When her trumpet teacher suggested she apply to Julliard, Carol Morgan thought she was either joking or simply crazy. As Morgan reasoned, this was the school from which Miles Davis graduated and she didn’t see herself in such an esteemed musical family. Apply, however, she did and not only was she accepted, she also received a Miles Davis scholarship. Post Julliard, she accepted a music teaching position in her native Texas, mostly because she had other debts to pay. After ten years as a teacher, she started filtering her way back into jazz and “Post Cool” is her sixth jazz release. While there were certainly pre written compositions, the other band members were allowed to be somewhat organic, making the recording an enjoyable experience for all. Morgan is obviously skilled on the trumpet and while a jazz trumpet has never been one of my particular favorites, I thought this work was exceptional.
Overall: 8 Sonics: 8
Title: Trinity One; Label: Burning Blue Records
Based in Asheville, NC, a scant two hours from my Charlotte, NC home, Lyon is a keyboardist and record producer. His fifth release on his own label is an instrumental jazz work that is highly listenable and quite frankly, an exceptional work of traditional, straight ahead jazz. He is joined by noted bassist Jimmy Haslip and drummer Bill Berg and what follows is everything from a blazing synth solo on the forth track, “Ezekiel’s Wheels,” to soft and melodic on “In The Day Of Small Things.” I was sometimes stylistically reminded of Pat Metheny and the Yellowjackets yet Lyon also manages to craft his own unique signature on the eight tracks as well. “Trinity One” was simply a joy to listen to from beginning to end.

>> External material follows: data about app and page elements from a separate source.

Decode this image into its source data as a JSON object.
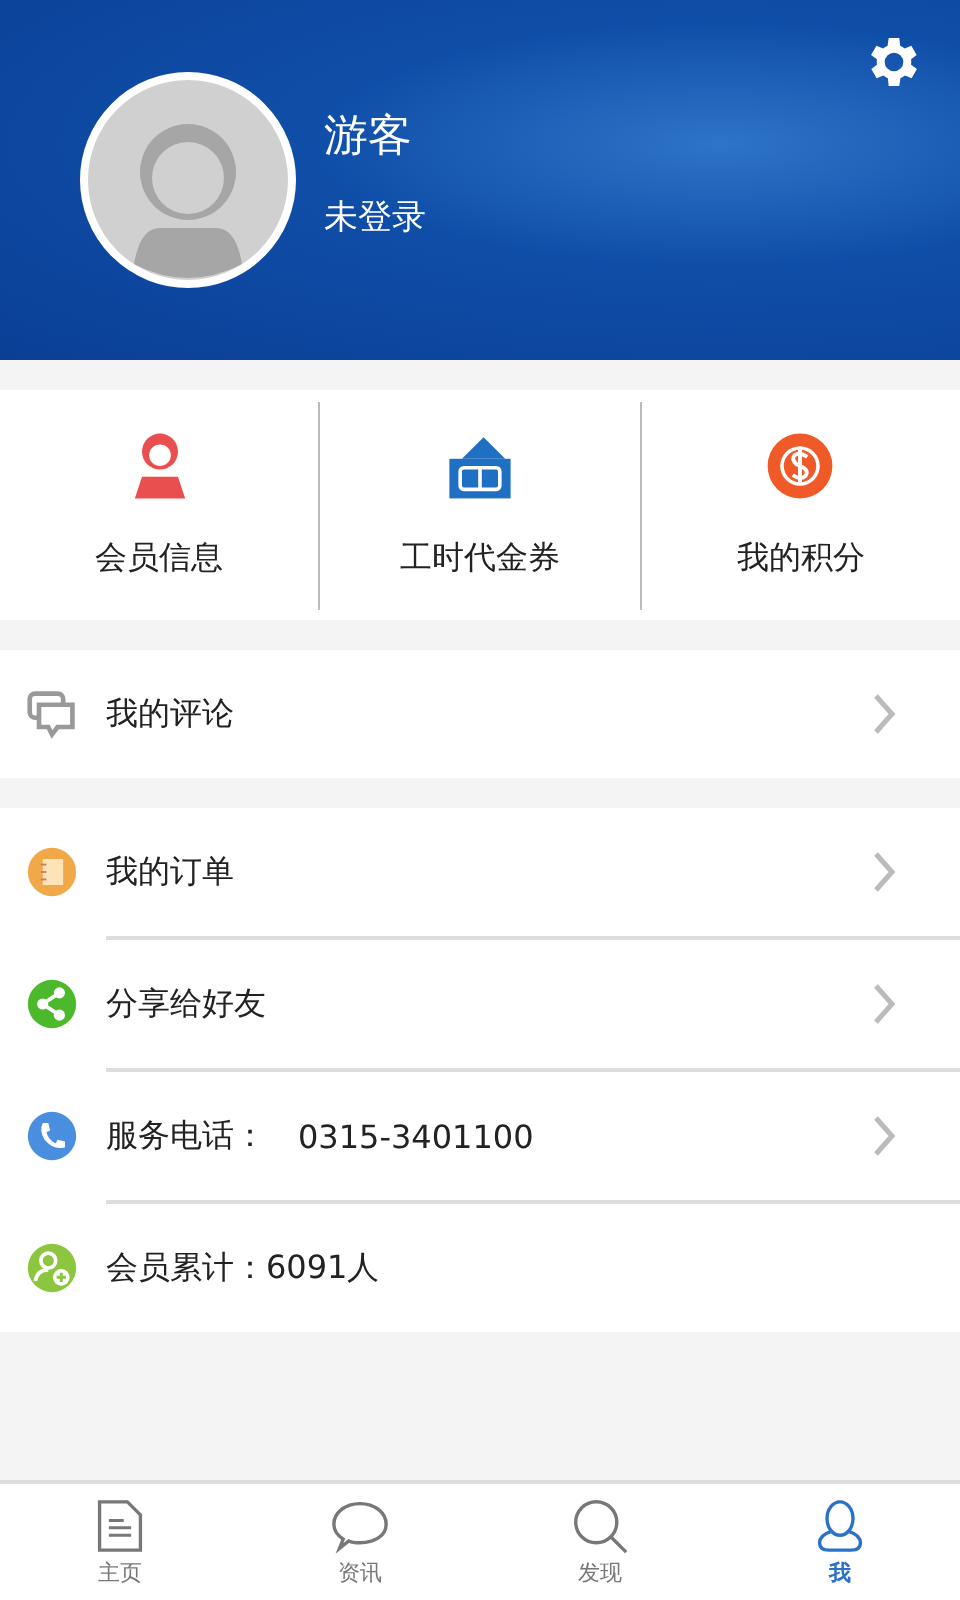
{
  "profile": {
    "name": "游客",
    "status": "未登录"
  },
  "quick_actions": [
    {
      "kind": "member",
      "label": "会员信息"
    },
    {
      "kind": "coupon",
      "label": "工时代金券"
    },
    {
      "kind": "points",
      "label": "我的积分"
    }
  ],
  "menu_groups": [
    {
      "items": [
        {
          "kind": "comment",
          "label": "我的评论",
          "arrow": true
        }
      ]
    },
    {
      "items": [
        {
          "kind": "order",
          "label": "我的订单",
          "arrow": true
        },
        {
          "kind": "share",
          "label": "分享给好友",
          "arrow": true
        },
        {
          "kind": "phone",
          "label": "服务电话：",
          "value": "0315-3401100",
          "arrow": true
        },
        {
          "kind": "members",
          "label": "会员累计：6091人",
          "arrow": false
        }
      ]
    }
  ],
  "tabs": [
    {
      "kind": "home",
      "label": "主页",
      "selected": false
    },
    {
      "kind": "news",
      "label": "资讯",
      "selected": false
    },
    {
      "kind": "discover",
      "label": "发现",
      "selected": false
    },
    {
      "kind": "me",
      "label": "我",
      "selected": true
    }
  ]
}
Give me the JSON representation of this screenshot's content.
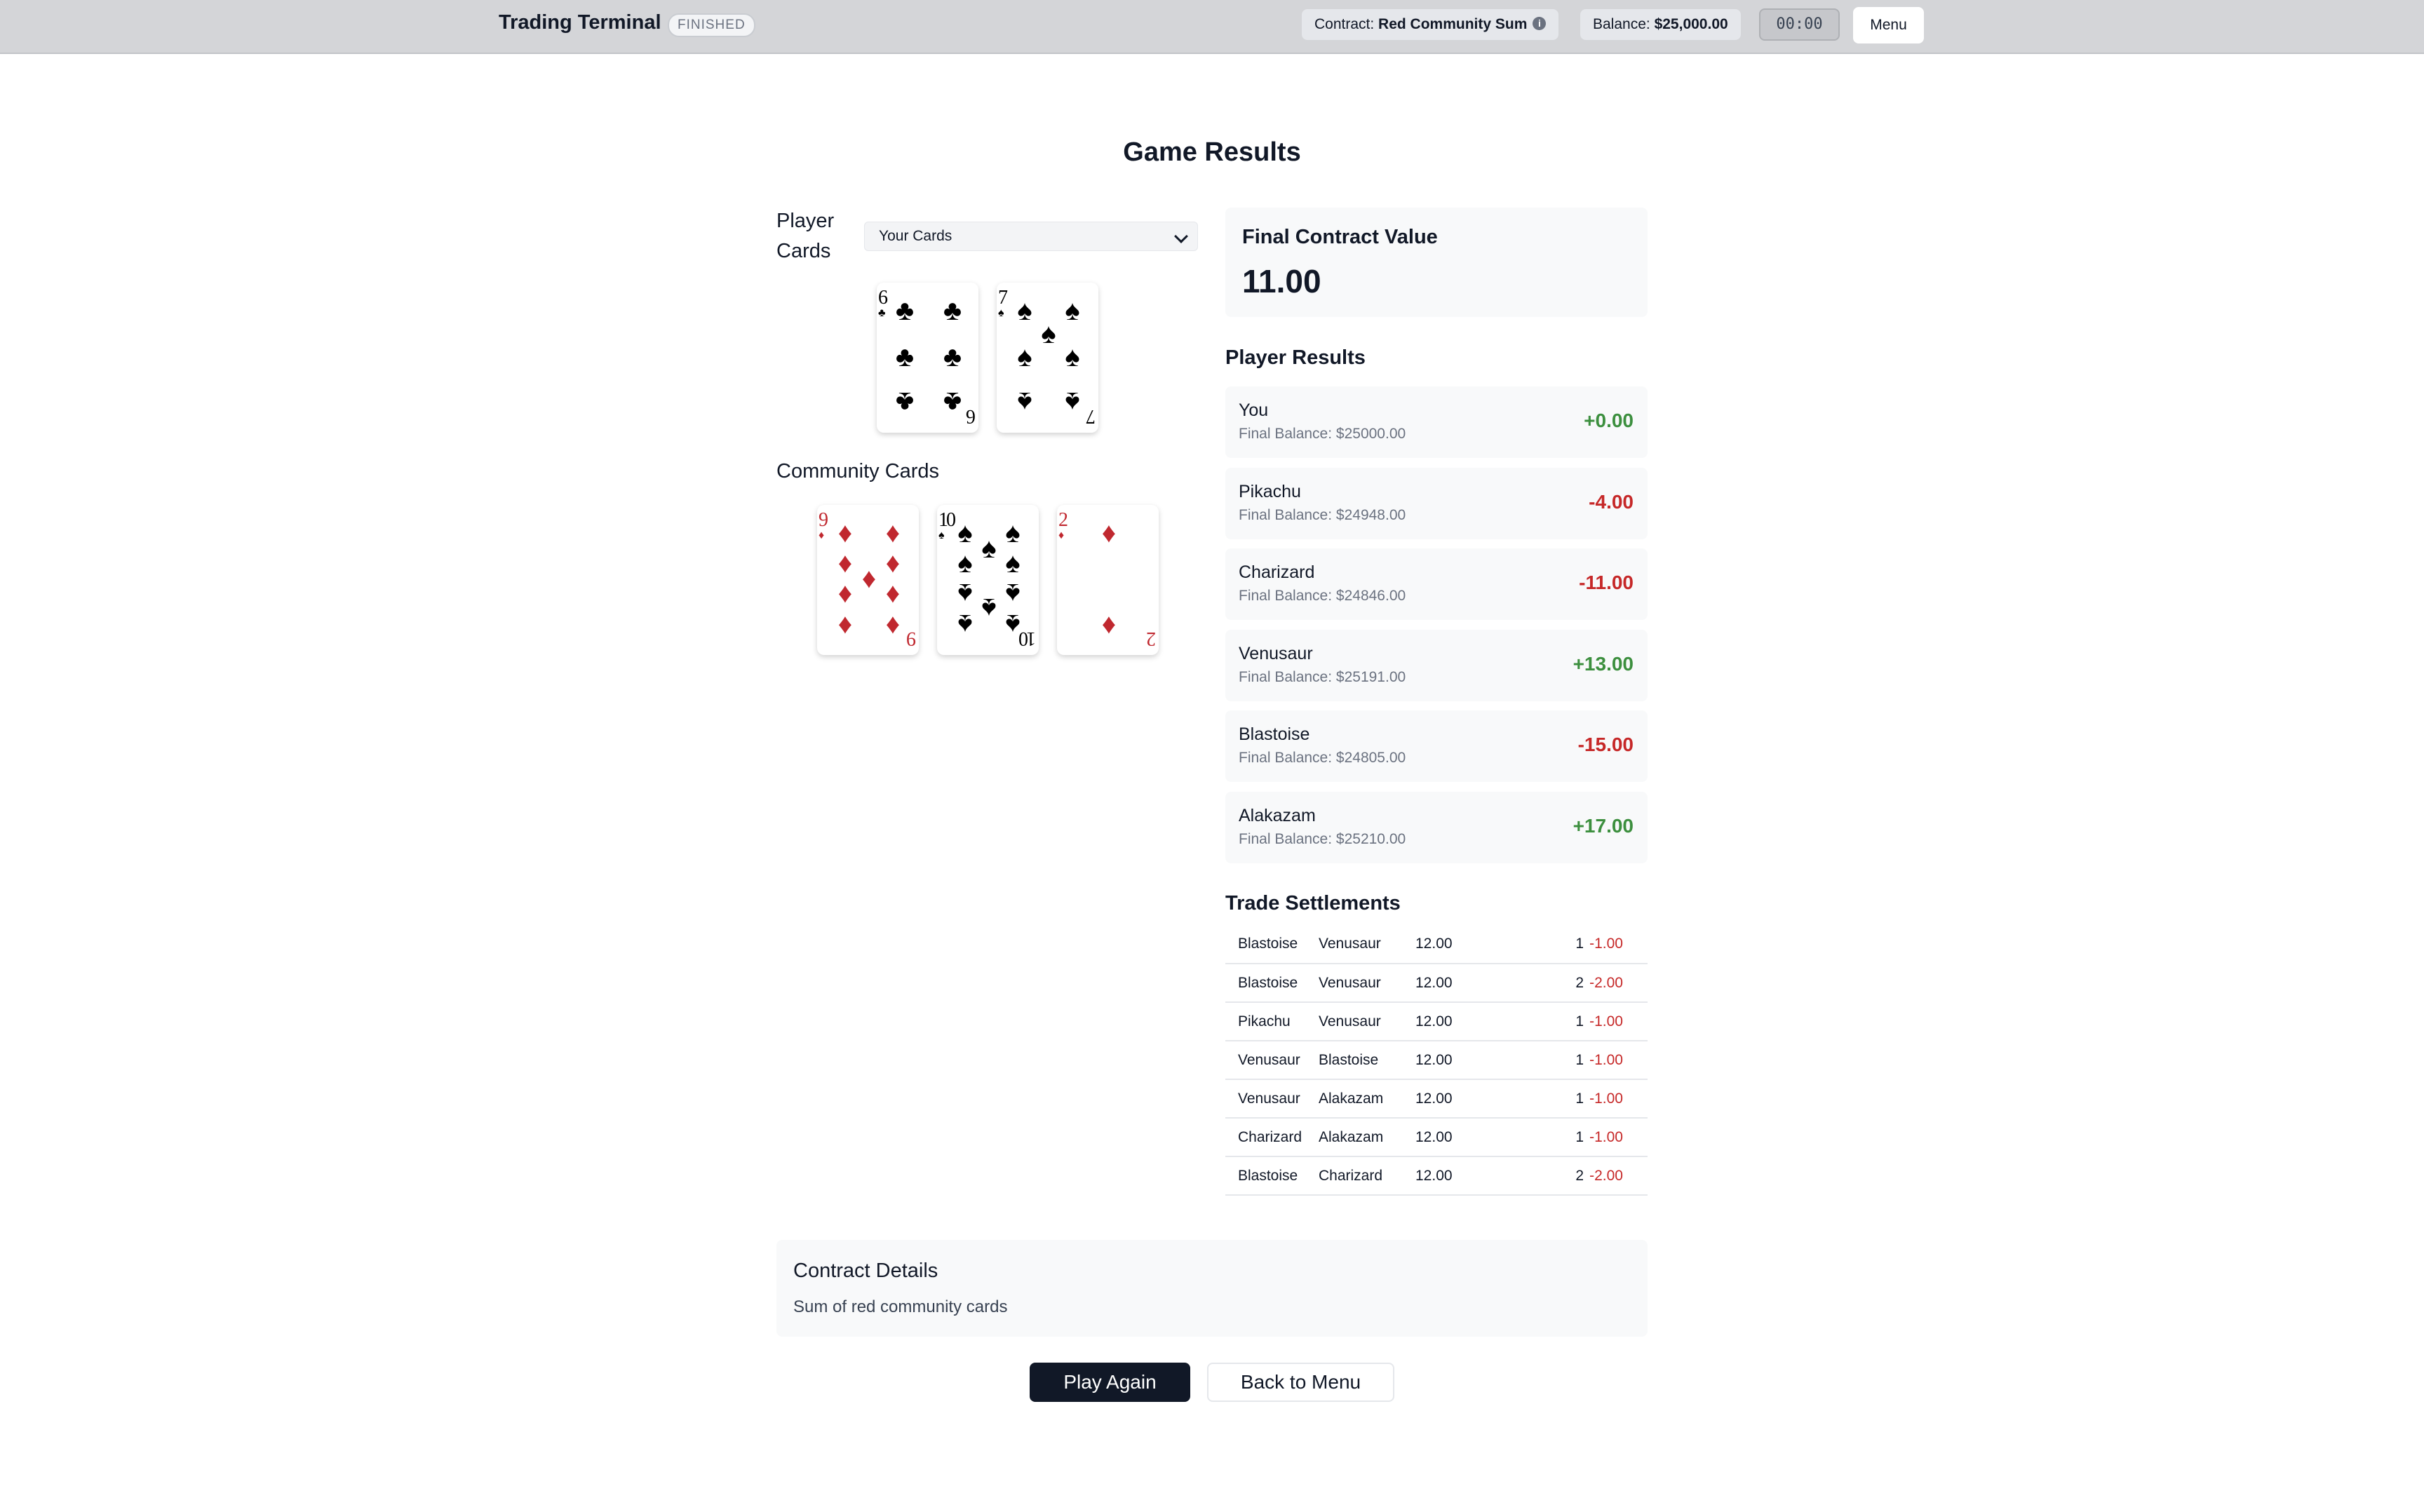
{
  "header": {
    "app_title": "Trading Terminal",
    "status": "FINISHED",
    "contract_label": "Contract:",
    "contract_value": "Red Community Sum",
    "contract_info_icon": "info-icon",
    "balance_label": "Balance:",
    "balance_value": "$25,000.00",
    "timer": "00:00",
    "menu_label": "Menu"
  },
  "page_title": "Game Results",
  "player_cards": {
    "label": "Player Cards",
    "select_value": "Your Cards",
    "cards": [
      {
        "rank": "6",
        "suit": "clubs",
        "symbol": "♣",
        "color": "#000000"
      },
      {
        "rank": "7",
        "suit": "spades",
        "symbol": "♠",
        "color": "#000000"
      }
    ]
  },
  "community_cards": {
    "label": "Community Cards",
    "cards": [
      {
        "rank": "9",
        "suit": "diamonds",
        "symbol": "♦",
        "color": "#c0282f"
      },
      {
        "rank": "10",
        "suit": "spades",
        "symbol": "♠",
        "color": "#000000"
      },
      {
        "rank": "2",
        "suit": "diamonds",
        "symbol": "♦",
        "color": "#c0282f"
      }
    ]
  },
  "final_contract": {
    "label": "Final Contract Value",
    "value": "11.00"
  },
  "player_results": {
    "title": "Player Results",
    "rows": [
      {
        "name": "You",
        "balance": "Final Balance: $25000.00",
        "pnl": "+0.00",
        "sign": "pos"
      },
      {
        "name": "Pikachu",
        "balance": "Final Balance: $24948.00",
        "pnl": "-4.00",
        "sign": "neg"
      },
      {
        "name": "Charizard",
        "balance": "Final Balance: $24846.00",
        "pnl": "-11.00",
        "sign": "neg"
      },
      {
        "name": "Venusaur",
        "balance": "Final Balance: $25191.00",
        "pnl": "+13.00",
        "sign": "pos"
      },
      {
        "name": "Blastoise",
        "balance": "Final Balance: $24805.00",
        "pnl": "-15.00",
        "sign": "neg"
      },
      {
        "name": "Alakazam",
        "balance": "Final Balance: $25210.00",
        "pnl": "+17.00",
        "sign": "pos"
      }
    ]
  },
  "trade_settlements": {
    "title": "Trade Settlements",
    "rows": [
      {
        "buyer": "Blastoise",
        "seller": "Venusaur",
        "price": "12.00",
        "qty": "1",
        "pnl": "-1.00"
      },
      {
        "buyer": "Blastoise",
        "seller": "Venusaur",
        "price": "12.00",
        "qty": "2",
        "pnl": "-2.00"
      },
      {
        "buyer": "Pikachu",
        "seller": "Venusaur",
        "price": "12.00",
        "qty": "1",
        "pnl": "-1.00"
      },
      {
        "buyer": "Venusaur",
        "seller": "Blastoise",
        "price": "12.00",
        "qty": "1",
        "pnl": "-1.00"
      },
      {
        "buyer": "Venusaur",
        "seller": "Alakazam",
        "price": "12.00",
        "qty": "1",
        "pnl": "-1.00"
      },
      {
        "buyer": "Charizard",
        "seller": "Alakazam",
        "price": "12.00",
        "qty": "1",
        "pnl": "-1.00"
      },
      {
        "buyer": "Blastoise",
        "seller": "Charizard",
        "price": "12.00",
        "qty": "2",
        "pnl": "-2.00"
      }
    ]
  },
  "contract_details": {
    "title": "Contract Details",
    "description": "Sum of red community cards"
  },
  "actions": {
    "play_again": "Play Again",
    "back_to_menu": "Back to Menu"
  },
  "colors": {
    "positive": "#3c8f3e",
    "negative": "#c62828",
    "primary_button": "#111827",
    "card_red": "#c0282f"
  }
}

Overall: 8 Sonics: 8
Title: Diggin Up My Roots; Label: Flip Records
With selections like “Big, Big Back” which happily describes his “baby’s” particular anatomy, as well as a superior rendition of the Ray Charles / Renald Richard song “I Got A Woman,” the latest release by Hatza is a remembrance of his Reading, PA roots and all the R&B he grew up hearing. Mostly self taught, Hatza got what may be charitably termed a “formal education” at a local club called the Grand Hotel where he obtained knowledge of playing the organ and piano. All totaled, there are eleven tracks, with three original works by Hatza and the remainder covers of some of the more noted R&B / Blues works. This is a stellar work and one to which I found myself tapping my toes and completely ignoring what I was supposed to be doing – a music review. Oh, and in case you are wondering why “ORGANization” is spelled as it is, and in case you haven’t already figured it out, Hatza’s skill on the Hammond B-3 will explain things quite well. All fans of the Blues and R&B should check this one out.
Overall: 10 Sonics: 8